Reproduce the entries below in full, word for word.

=== RECORDS SHOWN ===

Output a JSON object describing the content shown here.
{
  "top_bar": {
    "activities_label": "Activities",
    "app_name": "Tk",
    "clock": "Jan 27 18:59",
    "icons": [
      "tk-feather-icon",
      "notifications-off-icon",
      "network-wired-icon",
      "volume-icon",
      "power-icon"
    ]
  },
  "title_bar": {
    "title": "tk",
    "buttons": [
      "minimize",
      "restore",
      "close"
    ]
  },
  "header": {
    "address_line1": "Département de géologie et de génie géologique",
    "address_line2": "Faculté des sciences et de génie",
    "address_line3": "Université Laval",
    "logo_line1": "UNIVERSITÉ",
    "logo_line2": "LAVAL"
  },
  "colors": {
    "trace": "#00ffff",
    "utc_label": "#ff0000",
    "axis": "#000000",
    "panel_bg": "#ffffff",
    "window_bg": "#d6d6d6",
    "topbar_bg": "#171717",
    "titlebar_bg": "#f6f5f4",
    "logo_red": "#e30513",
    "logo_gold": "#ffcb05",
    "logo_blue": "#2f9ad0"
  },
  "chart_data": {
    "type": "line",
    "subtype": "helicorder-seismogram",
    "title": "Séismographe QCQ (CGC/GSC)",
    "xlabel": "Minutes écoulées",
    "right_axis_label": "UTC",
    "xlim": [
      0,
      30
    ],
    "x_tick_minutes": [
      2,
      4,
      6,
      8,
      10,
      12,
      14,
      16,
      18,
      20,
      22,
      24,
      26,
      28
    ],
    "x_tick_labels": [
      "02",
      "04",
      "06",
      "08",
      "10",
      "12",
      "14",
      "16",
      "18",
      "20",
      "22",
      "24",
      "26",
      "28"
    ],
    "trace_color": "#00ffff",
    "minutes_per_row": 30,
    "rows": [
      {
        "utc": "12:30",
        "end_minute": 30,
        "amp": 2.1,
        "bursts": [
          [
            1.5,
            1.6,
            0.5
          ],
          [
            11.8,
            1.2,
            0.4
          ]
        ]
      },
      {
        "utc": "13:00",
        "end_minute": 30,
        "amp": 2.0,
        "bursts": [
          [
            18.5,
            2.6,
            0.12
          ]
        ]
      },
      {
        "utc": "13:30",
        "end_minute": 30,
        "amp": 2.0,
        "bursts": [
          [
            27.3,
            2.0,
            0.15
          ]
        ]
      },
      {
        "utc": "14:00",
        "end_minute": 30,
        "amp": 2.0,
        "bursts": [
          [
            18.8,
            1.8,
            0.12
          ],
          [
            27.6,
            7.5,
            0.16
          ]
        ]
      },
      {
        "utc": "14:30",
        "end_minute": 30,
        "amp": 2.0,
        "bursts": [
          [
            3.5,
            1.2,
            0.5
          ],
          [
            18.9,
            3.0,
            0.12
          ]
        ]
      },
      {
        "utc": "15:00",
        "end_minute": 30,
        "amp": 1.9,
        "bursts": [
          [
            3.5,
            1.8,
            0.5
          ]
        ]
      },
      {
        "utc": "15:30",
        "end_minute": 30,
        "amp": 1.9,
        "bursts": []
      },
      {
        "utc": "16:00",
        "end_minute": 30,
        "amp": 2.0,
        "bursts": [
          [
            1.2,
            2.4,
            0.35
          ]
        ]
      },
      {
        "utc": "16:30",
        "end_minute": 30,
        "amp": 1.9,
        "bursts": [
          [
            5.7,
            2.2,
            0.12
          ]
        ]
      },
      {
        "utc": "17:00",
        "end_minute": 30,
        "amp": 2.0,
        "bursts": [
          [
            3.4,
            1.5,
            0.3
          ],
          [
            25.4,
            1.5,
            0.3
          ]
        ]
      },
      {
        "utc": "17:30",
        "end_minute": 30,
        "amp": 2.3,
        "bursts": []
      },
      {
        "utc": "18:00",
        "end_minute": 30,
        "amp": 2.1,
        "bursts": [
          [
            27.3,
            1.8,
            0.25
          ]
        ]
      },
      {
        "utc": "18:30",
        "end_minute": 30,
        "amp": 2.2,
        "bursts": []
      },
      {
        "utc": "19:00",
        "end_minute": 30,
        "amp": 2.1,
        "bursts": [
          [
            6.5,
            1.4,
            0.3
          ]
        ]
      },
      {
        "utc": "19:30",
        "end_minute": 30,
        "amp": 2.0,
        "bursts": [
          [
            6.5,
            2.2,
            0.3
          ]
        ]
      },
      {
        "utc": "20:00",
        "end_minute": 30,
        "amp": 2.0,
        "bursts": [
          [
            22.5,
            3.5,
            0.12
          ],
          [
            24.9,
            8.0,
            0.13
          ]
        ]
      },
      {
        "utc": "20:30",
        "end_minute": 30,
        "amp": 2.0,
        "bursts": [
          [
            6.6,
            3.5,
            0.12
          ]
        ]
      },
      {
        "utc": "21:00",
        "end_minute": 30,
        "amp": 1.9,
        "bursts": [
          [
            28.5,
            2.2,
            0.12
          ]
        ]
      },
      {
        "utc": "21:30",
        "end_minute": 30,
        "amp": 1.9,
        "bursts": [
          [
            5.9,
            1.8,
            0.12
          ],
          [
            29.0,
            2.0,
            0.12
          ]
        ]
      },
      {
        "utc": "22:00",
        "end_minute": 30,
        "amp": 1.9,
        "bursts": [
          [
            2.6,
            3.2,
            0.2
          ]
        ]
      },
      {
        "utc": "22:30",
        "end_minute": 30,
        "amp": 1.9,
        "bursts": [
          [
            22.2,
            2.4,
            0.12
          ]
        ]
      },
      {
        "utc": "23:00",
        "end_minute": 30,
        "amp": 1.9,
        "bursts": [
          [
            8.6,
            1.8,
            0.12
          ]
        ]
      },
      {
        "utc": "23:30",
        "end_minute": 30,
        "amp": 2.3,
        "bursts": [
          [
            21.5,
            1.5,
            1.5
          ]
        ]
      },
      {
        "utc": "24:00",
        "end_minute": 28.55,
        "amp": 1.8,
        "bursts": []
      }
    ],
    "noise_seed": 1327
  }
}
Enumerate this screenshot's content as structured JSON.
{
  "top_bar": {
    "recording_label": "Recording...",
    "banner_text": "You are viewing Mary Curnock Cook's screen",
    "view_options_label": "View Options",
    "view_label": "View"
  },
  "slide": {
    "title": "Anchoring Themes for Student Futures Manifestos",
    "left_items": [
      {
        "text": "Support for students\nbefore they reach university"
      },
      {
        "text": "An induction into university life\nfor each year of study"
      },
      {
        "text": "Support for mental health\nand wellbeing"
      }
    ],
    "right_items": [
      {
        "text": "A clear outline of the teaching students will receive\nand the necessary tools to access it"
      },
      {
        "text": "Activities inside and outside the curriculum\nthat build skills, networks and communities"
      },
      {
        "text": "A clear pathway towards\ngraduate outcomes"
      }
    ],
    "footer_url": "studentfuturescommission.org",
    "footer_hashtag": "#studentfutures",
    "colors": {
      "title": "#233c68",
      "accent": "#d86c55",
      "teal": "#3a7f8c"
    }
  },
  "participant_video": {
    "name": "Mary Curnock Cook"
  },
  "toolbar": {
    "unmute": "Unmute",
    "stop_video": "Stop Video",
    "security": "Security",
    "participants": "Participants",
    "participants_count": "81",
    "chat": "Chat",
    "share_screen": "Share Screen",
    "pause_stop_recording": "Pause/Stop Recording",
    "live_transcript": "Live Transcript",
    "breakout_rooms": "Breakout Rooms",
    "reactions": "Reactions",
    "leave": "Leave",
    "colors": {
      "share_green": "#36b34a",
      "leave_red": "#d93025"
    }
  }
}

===

§ **EXERCISE ANSWER**
Output a JSON object describing the content shown here.
{
  "top_bar": {
    "activities_label": "Activities",
    "app_name": "Tk",
    "clock": "Jan 27 18:59",
    "icons": [
      "tk-feather-icon",
      "notifications-off-icon",
      "network-wired-icon",
      "volume-icon",
      "power-icon"
    ]
  },
  "title_bar": {
    "title": "tk",
    "buttons": [
      "minimize",
      "restore",
      "close"
    ]
  },
  "header": {
    "address_line1": "Département de géologie et de génie géologique",
    "address_line2": "Faculté des sciences et de génie",
    "address_line3": "Université Laval",
    "logo_line1": "UNIVERSITÉ",
    "logo_line2": "LAVAL"
  },
  "colors": {
    "trace": "#00ffff",
    "utc_label": "#ff0000",
    "axis": "#000000",
    "panel_bg": "#ffffff",
    "window_bg": "#d6d6d6",
    "topbar_bg": "#171717",
    "titlebar_bg": "#f6f5f4",
    "logo_red": "#e30513",
    "logo_gold": "#ffcb05",
    "logo_blue": "#2f9ad0"
  },
  "chart_data": {
    "type": "line",
    "subtype": "helicorder-seismogram",
    "title": "Séismographe QCQ (CGC/GSC)",
    "xlabel": "Minutes écoulées",
    "right_axis_label": "UTC",
    "xlim": [
      0,
      30
    ],
    "x_tick_minutes": [
      2,
      4,
      6,
      8,
      10,
      12,
      14,
      16,
      18,
      20,
      22,
      24,
      26,
      28
    ],
    "x_tick_labels": [
      "02",
      "04",
      "06",
      "08",
      "10",
      "12",
      "14",
      "16",
      "18",
      "20",
      "22",
      "24",
      "26",
      "28"
    ],
    "trace_color": "#00ffff",
    "minutes_per_row": 30,
    "rows": [
      {
        "utc": "12:30",
        "end_minute": 30,
        "amp": 2.1,
        "bursts": [
          [
            1.5,
            1.6,
            0.5
          ],
          [
            11.8,
            1.2,
            0.4
          ]
        ]
      },
      {
        "utc": "13:00",
        "end_minute": 30,
        "amp": 2.0,
        "bursts": [
          [
            18.5,
            2.6,
            0.12
          ]
        ]
      },
      {
        "utc": "13:30",
        "end_minute": 30,
        "amp": 2.0,
        "bursts": [
          [
            27.3,
            2.0,
            0.15
          ]
        ]
      },
      {
        "utc": "14:00",
        "end_minute": 30,
        "amp": 2.0,
        "bursts": [
          [
            18.8,
            1.8,
            0.12
          ],
          [
            27.6,
            7.5,
            0.16
          ]
        ]
      },
      {
        "utc": "14:30",
        "end_minute": 30,
        "amp": 2.0,
        "bursts": [
          [
            3.5,
            1.2,
            0.5
          ],
          [
            18.9,
            3.0,
            0.12
          ]
        ]
      },
      {
        "utc": "15:00",
        "end_minute": 30,
        "amp": 1.9,
        "bursts": [
          [
            3.5,
            1.8,
            0.5
          ]
        ]
      },
      {
        "utc": "15:30",
        "end_minute": 30,
        "amp": 1.9,
        "bursts": []
      },
      {
        "utc": "16:00",
        "end_minute": 30,
        "amp": 2.0,
        "bursts": [
          [
            1.2,
            2.4,
            0.35
          ]
        ]
      },
      {
        "utc": "16:30",
        "end_minute": 30,
        "amp": 1.9,
        "bursts": [
          [
            5.7,
            2.2,
            0.12
          ]
        ]
      },
      {
        "utc": "17:00",
        "end_minute": 30,
        "amp": 2.0,
        "bursts": [
          [
            3.4,
            1.5,
            0.3
          ],
          [
            25.4,
            1.5,
            0.3
          ]
        ]
      },
      {
        "utc": "17:30",
        "end_minute": 30,
        "amp": 2.3,
        "bursts": []
      },
      {
        "utc": "18:00",
        "end_minute": 30,
        "amp": 2.1,
        "bursts": [
          [
            27.3,
            1.8,
            0.25
          ]
        ]
      },
      {
        "utc": "18:30",
        "end_minute": 30,
        "amp": 2.2,
        "bursts": []
      },
      {
        "utc": "19:00",
        "end_minute": 30,
        "amp": 2.1,
        "bursts": [
          [
            6.5,
            1.4,
            0.3
          ]
        ]
      },
      {
        "utc": "19:30",
        "end_minute": 30,
        "amp": 2.0,
        "bursts": [
          [
            6.5,
            2.2,
            0.3
          ]
        ]
      },
      {
        "utc": "20:00",
        "end_minute": 30,
        "amp": 2.0,
        "bursts": [
          [
            22.5,
            3.5,
            0.12
          ],
          [
            24.9,
            8.0,
            0.13
          ]
        ]
      },
      {
        "utc": "20:30",
        "end_minute": 30,
        "amp": 2.0,
        "bursts": [
          [
            6.6,
            3.5,
            0.12
          ]
        ]
      },
      {
        "utc": "21:00",
        "end_minute": 30,
        "amp": 1.9,
        "bursts": [
          [
            28.5,
            2.2,
            0.12
          ]
        ]
      },
      {
        "utc": "21:30",
        "end_minute": 30,
        "amp": 1.9,
        "bursts": [
          [
            5.9,
            1.8,
            0.12
          ],
          [
            29.0,
            2.0,
            0.12
          ]
        ]
      },
      {
        "utc": "22:00",
        "end_minute": 30,
        "amp": 1.9,
        "bursts": [
          [
            2.6,
            3.2,
            0.2
          ]
        ]
      },
      {
        "utc": "22:30",
        "end_minute": 30,
        "amp": 1.9,
        "bursts": [
          [
            22.2,
            2.4,
            0.12
          ]
        ]
      },
      {
        "utc": "23:00",
        "end_minute": 30,
        "amp": 1.9,
        "bursts": [
          [
            8.6,
            1.8,
            0.12
          ]
        ]
      },
      {
        "utc": "23:30",
        "end_minute": 30,
        "amp": 2.3,
        "bursts": [
          [
            21.5,
            1.5,
            1.5
          ]
        ]
      },
      {
        "utc": "24:00",
        "end_minute": 28.55,
        "amp": 1.8,
        "bursts": []
      }
    ],
    "noise_seed": 1327
  }
}
Enumerate this screenshot's content as structured JSON.
{
  "top_bar": {
    "recording_label": "Recording...",
    "banner_text": "You are viewing Mary Curnock Cook's screen",
    "view_options_label": "View Options",
    "view_label": "View"
  },
  "slide": {
    "title": "Anchoring Themes for Student Futures Manifestos",
    "left_items": [
      {
        "text": "Support for students\nbefore they reach university"
      },
      {
        "text": "An induction into university life\nfor each year of study"
      },
      {
        "text": "Support for mental health\nand wellbeing"
      }
    ],
    "right_items": [
      {
        "text": "A clear outline of the teaching students will receive\nand the necessary tools to access it"
      },
      {
        "text": "Activities inside and outside the curriculum\nthat build skills, networks and communities"
      },
      {
        "text": "A clear pathway towards\ngraduate outcomes"
      }
    ],
    "footer_url": "studentfuturescommission.org",
    "footer_hashtag": "#studentfutures",
    "colors": {
      "title": "#233c68",
      "accent": "#d86c55",
      "teal": "#3a7f8c"
    }
  },
  "participant_video": {
    "name": "Mary Curnock Cook"
  },
  "toolbar": {
    "unmute": "Unmute",
    "stop_video": "Stop Video",
    "security": "Security",
    "participants": "Participants",
    "participants_count": "81",
    "chat": "Chat",
    "share_screen": "Share Screen",
    "pause_stop_recording": "Pause/Stop Recording",
    "live_transcript": "Live Transcript",
    "breakout_rooms": "Breakout Rooms",
    "reactions": "Reactions",
    "leave": "Leave",
    "colors": {
      "share_green": "#36b34a",
      "leave_red": "#d93025"
    }
  }
}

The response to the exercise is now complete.